(Items listed in a dataset)

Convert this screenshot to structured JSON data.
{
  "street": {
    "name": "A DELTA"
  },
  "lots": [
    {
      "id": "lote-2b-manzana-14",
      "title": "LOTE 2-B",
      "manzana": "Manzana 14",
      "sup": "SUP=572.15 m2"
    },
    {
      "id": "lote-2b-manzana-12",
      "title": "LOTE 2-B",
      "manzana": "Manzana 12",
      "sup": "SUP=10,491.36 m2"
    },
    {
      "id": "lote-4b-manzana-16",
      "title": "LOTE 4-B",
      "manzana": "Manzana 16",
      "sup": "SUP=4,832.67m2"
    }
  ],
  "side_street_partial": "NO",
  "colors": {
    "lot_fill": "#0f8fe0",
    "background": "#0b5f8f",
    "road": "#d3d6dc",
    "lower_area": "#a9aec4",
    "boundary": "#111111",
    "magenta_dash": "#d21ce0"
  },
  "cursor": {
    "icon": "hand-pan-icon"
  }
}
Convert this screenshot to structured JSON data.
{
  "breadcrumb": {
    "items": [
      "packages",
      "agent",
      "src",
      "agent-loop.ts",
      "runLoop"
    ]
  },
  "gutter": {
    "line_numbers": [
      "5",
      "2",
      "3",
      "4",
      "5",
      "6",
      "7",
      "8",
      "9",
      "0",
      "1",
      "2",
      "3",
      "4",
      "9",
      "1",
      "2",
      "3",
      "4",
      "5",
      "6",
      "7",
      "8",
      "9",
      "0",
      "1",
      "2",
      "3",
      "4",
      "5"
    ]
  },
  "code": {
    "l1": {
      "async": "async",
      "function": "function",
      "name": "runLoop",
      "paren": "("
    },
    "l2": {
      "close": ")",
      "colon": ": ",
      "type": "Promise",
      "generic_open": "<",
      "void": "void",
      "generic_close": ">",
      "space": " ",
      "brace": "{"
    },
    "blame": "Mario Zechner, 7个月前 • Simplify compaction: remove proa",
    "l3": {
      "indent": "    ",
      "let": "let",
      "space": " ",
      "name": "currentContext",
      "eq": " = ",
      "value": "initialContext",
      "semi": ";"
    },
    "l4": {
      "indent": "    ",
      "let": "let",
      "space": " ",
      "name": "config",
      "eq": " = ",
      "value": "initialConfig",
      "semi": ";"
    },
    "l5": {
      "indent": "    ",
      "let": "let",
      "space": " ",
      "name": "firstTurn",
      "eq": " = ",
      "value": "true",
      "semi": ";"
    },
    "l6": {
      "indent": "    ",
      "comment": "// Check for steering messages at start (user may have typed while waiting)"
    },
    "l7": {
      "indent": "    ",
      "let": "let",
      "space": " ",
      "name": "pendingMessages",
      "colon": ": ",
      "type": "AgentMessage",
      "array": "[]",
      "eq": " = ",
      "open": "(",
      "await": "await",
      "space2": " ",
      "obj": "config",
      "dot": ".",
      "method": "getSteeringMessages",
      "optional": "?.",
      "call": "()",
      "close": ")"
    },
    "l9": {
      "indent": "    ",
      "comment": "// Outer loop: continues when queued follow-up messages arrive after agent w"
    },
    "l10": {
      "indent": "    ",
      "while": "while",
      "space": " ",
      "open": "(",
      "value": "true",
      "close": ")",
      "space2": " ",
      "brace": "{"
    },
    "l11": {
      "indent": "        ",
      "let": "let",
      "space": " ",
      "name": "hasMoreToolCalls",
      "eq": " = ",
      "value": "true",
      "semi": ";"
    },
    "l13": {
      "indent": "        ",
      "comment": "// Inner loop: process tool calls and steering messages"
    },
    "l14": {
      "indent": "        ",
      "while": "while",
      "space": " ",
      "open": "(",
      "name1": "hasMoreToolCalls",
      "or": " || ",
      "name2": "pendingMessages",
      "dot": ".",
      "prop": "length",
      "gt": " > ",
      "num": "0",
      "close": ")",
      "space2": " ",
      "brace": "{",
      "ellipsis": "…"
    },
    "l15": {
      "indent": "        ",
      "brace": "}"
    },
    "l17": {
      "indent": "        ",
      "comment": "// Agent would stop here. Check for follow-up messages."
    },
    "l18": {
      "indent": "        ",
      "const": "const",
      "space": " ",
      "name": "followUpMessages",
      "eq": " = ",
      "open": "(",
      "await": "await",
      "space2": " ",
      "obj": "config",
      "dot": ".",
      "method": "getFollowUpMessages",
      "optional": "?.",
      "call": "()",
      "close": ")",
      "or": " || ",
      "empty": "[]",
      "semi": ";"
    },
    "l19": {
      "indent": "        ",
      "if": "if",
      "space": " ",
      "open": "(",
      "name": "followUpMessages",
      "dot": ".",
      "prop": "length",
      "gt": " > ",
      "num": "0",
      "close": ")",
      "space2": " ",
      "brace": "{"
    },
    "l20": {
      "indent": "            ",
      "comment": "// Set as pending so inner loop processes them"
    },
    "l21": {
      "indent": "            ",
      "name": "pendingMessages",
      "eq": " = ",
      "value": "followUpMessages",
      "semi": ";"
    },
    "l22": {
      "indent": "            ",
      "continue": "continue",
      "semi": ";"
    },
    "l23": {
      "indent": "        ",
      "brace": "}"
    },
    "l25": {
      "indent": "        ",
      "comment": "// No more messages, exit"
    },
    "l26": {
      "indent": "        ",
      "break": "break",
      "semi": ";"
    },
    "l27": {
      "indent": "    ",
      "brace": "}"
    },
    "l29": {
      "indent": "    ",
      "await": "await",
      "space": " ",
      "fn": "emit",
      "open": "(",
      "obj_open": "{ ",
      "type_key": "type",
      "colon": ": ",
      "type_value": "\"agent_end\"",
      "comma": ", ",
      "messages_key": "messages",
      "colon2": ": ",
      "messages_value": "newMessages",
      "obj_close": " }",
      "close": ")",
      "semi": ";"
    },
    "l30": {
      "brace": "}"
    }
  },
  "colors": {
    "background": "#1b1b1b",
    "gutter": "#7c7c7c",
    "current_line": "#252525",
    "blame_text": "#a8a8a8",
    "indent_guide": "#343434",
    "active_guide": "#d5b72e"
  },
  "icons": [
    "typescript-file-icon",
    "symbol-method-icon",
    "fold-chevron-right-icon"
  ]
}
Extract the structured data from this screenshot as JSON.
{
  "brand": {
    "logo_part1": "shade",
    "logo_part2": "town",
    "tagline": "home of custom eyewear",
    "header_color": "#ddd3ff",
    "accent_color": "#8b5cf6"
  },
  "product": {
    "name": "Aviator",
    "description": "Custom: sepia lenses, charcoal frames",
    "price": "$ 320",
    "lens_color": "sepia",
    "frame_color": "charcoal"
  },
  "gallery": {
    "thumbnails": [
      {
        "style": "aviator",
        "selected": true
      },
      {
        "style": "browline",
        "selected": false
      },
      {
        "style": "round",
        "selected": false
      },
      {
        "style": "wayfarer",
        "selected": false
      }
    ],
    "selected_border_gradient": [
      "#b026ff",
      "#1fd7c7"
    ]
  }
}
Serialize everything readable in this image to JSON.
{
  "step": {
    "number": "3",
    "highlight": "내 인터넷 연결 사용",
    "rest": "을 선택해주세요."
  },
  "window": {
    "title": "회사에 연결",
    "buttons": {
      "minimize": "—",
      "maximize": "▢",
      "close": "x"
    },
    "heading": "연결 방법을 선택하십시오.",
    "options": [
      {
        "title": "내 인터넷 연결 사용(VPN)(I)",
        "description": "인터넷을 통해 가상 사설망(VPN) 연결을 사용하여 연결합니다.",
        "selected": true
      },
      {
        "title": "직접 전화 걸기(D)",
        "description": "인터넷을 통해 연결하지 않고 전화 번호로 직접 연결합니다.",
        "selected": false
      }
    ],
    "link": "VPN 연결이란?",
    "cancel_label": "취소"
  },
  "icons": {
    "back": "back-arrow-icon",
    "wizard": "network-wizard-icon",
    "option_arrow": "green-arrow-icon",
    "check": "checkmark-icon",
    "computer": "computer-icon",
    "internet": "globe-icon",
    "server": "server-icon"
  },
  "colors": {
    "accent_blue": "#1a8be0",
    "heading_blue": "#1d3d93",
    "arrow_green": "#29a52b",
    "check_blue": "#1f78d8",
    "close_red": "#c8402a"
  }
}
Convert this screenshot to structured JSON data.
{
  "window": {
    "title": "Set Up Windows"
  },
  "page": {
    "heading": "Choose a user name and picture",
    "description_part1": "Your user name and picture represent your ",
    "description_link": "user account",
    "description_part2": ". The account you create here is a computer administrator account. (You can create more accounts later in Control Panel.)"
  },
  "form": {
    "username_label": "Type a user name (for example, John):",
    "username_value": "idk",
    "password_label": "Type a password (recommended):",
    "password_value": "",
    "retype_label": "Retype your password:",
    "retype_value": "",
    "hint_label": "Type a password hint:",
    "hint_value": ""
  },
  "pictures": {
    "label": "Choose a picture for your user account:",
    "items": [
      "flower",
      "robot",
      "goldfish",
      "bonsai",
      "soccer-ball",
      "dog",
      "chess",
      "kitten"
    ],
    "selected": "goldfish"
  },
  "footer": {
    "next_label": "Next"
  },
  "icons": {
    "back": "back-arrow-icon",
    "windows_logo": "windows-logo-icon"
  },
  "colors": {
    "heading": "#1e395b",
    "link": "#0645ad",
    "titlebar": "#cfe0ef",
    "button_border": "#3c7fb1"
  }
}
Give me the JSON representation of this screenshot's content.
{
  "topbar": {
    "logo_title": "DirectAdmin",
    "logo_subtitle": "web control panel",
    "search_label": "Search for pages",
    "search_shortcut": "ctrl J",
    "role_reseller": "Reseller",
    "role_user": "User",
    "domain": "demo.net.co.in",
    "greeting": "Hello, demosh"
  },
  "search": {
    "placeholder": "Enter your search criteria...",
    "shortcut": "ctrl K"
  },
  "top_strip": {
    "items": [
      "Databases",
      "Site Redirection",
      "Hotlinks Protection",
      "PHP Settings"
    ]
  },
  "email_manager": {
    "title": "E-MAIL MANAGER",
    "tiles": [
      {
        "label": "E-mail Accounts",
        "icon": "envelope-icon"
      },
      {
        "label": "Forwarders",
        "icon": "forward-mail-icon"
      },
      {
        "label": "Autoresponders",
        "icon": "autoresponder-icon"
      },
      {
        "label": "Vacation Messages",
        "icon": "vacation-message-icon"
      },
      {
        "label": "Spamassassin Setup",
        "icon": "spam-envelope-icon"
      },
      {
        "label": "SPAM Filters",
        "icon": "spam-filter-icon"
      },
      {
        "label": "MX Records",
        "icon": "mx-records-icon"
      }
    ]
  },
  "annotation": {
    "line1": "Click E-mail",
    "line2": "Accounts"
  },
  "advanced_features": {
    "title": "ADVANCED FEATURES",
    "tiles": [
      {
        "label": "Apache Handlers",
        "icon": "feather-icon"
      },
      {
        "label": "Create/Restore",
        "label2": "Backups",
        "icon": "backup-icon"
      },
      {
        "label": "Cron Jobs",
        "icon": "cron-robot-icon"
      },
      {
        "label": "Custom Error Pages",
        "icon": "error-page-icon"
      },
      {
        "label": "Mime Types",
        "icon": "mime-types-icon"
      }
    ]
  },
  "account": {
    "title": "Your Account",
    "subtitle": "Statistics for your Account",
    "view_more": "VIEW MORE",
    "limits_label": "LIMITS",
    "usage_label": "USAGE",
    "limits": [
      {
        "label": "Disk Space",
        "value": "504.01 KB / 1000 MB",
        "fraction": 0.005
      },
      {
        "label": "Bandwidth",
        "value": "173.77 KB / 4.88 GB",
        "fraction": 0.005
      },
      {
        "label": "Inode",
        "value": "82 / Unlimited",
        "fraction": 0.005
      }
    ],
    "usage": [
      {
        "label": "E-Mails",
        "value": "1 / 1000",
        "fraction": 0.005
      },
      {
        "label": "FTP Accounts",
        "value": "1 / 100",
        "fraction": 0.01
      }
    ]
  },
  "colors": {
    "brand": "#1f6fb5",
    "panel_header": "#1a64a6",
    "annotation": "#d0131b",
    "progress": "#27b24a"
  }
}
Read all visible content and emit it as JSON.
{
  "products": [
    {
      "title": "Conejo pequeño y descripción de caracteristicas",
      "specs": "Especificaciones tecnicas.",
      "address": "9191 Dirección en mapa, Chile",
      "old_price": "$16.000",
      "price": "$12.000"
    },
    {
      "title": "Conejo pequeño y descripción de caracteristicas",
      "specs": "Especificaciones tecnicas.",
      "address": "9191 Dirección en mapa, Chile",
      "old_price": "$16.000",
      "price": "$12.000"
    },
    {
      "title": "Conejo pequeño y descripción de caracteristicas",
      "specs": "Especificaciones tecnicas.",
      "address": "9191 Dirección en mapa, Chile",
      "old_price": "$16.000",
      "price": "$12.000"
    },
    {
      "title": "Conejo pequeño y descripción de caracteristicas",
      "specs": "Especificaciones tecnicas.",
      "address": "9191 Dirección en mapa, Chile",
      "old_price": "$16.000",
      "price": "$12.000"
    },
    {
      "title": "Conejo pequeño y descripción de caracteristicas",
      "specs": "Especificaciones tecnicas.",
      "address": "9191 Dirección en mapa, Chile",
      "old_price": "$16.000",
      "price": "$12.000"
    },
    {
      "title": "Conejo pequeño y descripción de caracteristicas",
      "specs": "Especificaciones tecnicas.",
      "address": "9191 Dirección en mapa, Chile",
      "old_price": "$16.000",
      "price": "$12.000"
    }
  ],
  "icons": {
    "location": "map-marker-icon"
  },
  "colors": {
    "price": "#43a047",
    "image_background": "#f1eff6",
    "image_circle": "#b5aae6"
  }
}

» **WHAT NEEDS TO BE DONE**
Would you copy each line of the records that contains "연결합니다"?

» **EXERCISE OUTPUT**
        "description": "인터넷을 통해 가상 사설망(VPN) 연결을 사용하여 연결합니다.",
        "description": "인터넷을 통해 연결하지 않고 전화 번호로 직접 연결합니다.",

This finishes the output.